"Blaming Islamic finance for sukuk defaults is both simplistic and misinformed. The ‘defaults’ occurring in instruments today would not necessarily qualify as genuine Islamic defaults because such provisions effect the kind of risk-transfer that is inimical to Islamic finance."They then review the difficulty of structuring sukuk to include legally enforceable requirements that the sukuk not violate Shari'ah and point to the Beximo Pharmaceuticals case in the U.K. which English law was ruled to be the only governing law because "Shari'ah was not a governing body of law but merely embodied the religious principles to which Shamil Bank held itself as doing business".
They conclude by suggesting that:

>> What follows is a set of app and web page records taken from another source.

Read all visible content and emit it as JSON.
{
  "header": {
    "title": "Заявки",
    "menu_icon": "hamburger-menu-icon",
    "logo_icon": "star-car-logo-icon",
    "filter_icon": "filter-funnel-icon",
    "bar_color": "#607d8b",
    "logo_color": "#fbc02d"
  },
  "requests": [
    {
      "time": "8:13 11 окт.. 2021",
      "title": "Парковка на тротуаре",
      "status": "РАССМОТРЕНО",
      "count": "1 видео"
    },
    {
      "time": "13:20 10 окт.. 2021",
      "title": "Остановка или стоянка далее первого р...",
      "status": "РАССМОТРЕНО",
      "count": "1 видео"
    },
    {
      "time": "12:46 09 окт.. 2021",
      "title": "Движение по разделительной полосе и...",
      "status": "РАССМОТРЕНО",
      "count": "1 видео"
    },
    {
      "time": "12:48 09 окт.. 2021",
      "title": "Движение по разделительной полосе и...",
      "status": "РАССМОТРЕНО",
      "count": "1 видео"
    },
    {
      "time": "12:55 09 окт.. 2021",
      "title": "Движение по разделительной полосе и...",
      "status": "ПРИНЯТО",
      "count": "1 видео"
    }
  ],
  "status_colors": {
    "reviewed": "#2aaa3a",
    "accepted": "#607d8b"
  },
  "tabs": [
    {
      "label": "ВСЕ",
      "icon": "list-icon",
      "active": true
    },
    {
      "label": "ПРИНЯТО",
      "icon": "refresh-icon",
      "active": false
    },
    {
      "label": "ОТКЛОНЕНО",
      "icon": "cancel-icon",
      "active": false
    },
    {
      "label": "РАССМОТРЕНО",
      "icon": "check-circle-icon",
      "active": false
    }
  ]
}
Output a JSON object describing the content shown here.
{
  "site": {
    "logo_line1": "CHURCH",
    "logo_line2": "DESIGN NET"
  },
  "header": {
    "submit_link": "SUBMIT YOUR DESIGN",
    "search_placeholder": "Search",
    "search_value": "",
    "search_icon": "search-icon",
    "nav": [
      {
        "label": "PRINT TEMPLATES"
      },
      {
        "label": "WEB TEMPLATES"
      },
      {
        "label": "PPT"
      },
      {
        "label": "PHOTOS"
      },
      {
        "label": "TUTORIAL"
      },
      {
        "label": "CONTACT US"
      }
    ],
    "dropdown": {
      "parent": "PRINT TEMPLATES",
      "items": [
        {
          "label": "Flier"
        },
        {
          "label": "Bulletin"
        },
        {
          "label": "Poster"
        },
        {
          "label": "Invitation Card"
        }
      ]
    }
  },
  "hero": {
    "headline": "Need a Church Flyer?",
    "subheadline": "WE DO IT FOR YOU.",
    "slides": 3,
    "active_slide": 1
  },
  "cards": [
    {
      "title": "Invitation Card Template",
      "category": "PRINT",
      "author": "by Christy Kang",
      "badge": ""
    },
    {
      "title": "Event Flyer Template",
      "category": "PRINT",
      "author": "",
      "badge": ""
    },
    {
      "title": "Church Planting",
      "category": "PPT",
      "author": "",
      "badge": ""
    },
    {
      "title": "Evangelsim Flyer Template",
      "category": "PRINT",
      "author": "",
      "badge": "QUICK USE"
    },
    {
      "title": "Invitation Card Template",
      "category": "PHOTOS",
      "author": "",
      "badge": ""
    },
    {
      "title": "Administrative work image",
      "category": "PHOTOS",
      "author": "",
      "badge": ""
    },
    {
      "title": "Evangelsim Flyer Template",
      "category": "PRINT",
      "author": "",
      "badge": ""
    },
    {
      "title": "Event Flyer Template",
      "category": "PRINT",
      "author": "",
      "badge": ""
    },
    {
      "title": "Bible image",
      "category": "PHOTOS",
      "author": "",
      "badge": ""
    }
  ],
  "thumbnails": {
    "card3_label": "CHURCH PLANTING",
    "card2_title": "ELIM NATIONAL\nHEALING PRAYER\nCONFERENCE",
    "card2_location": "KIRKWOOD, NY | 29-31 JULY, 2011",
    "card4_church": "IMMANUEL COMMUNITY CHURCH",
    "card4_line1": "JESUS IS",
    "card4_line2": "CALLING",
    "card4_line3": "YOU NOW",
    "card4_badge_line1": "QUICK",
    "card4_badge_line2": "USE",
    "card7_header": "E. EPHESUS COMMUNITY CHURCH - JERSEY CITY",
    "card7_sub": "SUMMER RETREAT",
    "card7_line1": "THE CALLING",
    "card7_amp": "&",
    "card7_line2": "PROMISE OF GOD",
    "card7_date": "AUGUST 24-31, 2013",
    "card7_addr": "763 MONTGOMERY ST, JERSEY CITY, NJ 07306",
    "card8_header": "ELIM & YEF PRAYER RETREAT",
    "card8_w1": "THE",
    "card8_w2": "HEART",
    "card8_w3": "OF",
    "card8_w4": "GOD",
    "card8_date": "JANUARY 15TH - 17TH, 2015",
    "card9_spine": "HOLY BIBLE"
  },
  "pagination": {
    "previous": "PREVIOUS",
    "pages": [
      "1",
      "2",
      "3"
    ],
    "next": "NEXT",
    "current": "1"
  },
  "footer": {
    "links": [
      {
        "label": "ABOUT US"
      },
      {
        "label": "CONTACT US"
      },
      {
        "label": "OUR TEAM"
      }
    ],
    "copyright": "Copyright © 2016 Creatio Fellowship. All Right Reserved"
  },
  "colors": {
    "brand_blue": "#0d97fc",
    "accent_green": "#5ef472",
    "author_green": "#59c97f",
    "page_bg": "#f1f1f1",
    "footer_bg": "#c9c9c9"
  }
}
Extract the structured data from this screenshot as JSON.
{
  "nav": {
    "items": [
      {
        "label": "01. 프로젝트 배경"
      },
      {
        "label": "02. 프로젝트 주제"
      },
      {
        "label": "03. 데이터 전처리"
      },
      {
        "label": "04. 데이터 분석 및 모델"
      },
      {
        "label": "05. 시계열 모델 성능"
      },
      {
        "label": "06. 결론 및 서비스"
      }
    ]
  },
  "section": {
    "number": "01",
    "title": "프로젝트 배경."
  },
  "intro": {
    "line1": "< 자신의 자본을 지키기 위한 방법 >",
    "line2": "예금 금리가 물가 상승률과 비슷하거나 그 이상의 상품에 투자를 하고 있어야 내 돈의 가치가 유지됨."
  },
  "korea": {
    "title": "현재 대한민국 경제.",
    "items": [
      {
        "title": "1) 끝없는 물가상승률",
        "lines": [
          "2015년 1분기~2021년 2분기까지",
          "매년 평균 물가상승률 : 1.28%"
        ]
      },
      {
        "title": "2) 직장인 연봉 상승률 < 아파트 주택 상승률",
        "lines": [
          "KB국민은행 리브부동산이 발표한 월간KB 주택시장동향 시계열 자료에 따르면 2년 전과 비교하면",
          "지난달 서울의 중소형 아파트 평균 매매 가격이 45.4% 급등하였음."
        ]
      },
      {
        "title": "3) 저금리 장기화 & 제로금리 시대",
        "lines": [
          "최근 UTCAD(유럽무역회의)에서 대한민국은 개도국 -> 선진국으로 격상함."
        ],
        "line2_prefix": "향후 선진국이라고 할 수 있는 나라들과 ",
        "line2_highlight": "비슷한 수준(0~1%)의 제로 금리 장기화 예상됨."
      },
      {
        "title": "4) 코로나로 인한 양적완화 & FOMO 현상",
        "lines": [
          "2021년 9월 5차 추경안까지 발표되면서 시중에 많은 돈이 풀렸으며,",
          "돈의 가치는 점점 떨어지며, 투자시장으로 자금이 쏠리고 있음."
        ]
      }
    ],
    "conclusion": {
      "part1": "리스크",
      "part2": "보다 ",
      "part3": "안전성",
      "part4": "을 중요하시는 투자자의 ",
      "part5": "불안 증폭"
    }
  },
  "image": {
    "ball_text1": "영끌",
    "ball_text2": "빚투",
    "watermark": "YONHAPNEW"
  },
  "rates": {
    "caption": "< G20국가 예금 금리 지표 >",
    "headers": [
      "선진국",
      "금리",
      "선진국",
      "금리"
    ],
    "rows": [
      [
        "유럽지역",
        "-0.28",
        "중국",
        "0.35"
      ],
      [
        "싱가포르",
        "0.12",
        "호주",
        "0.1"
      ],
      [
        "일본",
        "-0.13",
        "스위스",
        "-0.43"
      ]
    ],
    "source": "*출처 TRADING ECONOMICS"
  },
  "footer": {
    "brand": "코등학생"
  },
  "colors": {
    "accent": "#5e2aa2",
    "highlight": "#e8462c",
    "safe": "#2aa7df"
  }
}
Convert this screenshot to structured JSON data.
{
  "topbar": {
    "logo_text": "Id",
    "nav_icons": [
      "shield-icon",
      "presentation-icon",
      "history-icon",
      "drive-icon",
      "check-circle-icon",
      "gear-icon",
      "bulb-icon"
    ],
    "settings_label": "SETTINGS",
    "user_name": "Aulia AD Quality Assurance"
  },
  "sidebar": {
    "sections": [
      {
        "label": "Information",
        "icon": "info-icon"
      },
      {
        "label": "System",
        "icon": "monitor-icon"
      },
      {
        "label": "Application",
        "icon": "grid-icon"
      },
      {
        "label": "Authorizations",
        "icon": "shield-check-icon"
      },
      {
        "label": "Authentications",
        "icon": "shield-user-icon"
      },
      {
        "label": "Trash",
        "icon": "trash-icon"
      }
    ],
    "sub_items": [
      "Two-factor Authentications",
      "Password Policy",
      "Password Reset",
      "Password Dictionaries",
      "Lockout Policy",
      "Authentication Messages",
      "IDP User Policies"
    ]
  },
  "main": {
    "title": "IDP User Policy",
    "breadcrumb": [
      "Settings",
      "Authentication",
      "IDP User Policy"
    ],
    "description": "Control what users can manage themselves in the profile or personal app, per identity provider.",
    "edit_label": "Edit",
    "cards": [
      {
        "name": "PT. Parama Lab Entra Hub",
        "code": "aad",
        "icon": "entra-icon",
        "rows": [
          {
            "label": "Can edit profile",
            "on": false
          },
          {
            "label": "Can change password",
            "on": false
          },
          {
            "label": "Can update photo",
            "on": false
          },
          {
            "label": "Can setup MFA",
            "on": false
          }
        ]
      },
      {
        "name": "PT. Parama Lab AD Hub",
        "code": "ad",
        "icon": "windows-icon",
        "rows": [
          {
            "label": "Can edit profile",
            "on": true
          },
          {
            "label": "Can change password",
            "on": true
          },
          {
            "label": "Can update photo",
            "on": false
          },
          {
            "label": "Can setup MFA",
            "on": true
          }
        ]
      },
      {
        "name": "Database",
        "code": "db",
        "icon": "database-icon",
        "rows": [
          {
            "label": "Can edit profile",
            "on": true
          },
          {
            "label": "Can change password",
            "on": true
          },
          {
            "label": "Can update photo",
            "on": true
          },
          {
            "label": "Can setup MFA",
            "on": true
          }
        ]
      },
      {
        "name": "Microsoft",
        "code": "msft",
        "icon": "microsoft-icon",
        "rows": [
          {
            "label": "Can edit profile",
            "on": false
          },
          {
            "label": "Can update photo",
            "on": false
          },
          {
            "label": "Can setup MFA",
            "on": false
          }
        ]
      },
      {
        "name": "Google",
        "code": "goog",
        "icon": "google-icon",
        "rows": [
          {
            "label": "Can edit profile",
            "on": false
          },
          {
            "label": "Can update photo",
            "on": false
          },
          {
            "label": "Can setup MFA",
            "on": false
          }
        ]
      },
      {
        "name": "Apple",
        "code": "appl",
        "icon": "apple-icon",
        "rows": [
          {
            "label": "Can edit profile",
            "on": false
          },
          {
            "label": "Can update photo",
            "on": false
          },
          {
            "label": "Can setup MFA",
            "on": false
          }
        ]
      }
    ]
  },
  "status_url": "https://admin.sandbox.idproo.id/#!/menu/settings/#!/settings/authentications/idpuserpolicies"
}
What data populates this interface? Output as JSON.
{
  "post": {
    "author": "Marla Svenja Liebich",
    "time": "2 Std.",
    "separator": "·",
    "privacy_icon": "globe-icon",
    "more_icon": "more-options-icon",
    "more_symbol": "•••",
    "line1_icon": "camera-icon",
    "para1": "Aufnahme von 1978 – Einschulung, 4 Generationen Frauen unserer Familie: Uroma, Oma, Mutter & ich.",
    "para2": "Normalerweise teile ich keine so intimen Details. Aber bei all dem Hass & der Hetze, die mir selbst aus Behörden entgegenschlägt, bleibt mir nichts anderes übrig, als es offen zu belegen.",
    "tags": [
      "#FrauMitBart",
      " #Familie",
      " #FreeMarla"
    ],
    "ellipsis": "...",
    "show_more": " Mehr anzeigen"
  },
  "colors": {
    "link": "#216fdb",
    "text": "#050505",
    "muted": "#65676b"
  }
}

"In short, purchasers of sukuk and other Islamic instruments need to be aware these products may be subjected to scrutiny at enforcement and certain non-conforming provisions may be excised or disregarded. While sukuk holders share in the rewards, they would take the risk of a depreciation of their capital in adverse business circumstances provided there was no negligence on the issuer’s or manager’s part."While this article highlights much of what the Islamic finance industry should focus on in the future, it does not provide much help to the sukuk holders trying to enforce their claims on Dubai World. An article in the Times speaks with several lawyers involved in Islamic finance who reiterate the point that should have been clear to investors. The Nakheel sukuk and any other debt issued by or guaranteed by Dubai World or its subsidiaries is not sovereign debt. Investors had no explicit guarantee of that debt by the government of Dubai, the UAE or any other Emirate. This misunderstanding and the equally important misunderstanding that all sukuk are backed by and give investors recourse to a tangible asset should make the article by Agha and Grainger even more important to consider as the Islamic finance industry tries to move on from the Dubai World debt crisis.
"Islamic finance is a permissive field and, apart from the fundamental prohibitions, a multitude of structures can be developed to serve varying commercial needs. However, referring to sukuk as Islamic bonds is like jamming a square peg into a round hole and then wondering why it does not fit."
Finally, the National provides an update on the range of possible outcomes of the Nakheel maturity and suggest that the most likely outcome is a restructuring that pays 70 percent in cash and the remaining 30 percent in new debt (nothing mentioned about the Shari'ah-complaince of such a restructuring). A top Dubai government official told Gulf News that there will not be a Dubai default, which doesn't necessarily apply to Nakheel's maturing sukuk which is not government-backed, but may be another signal that Dubai will pay in full the DEWA bond, which may be facing accelerated payment. An article from Bloomberg provides other updates on the Nakheel sukuk maturity.
Finally, John Foster provides another article critical of the Islamic finance industry which includes accusations (supported by quotes from an anonymous investment banker in Dubai working for a "major Western financial organization") of fatwa shopping.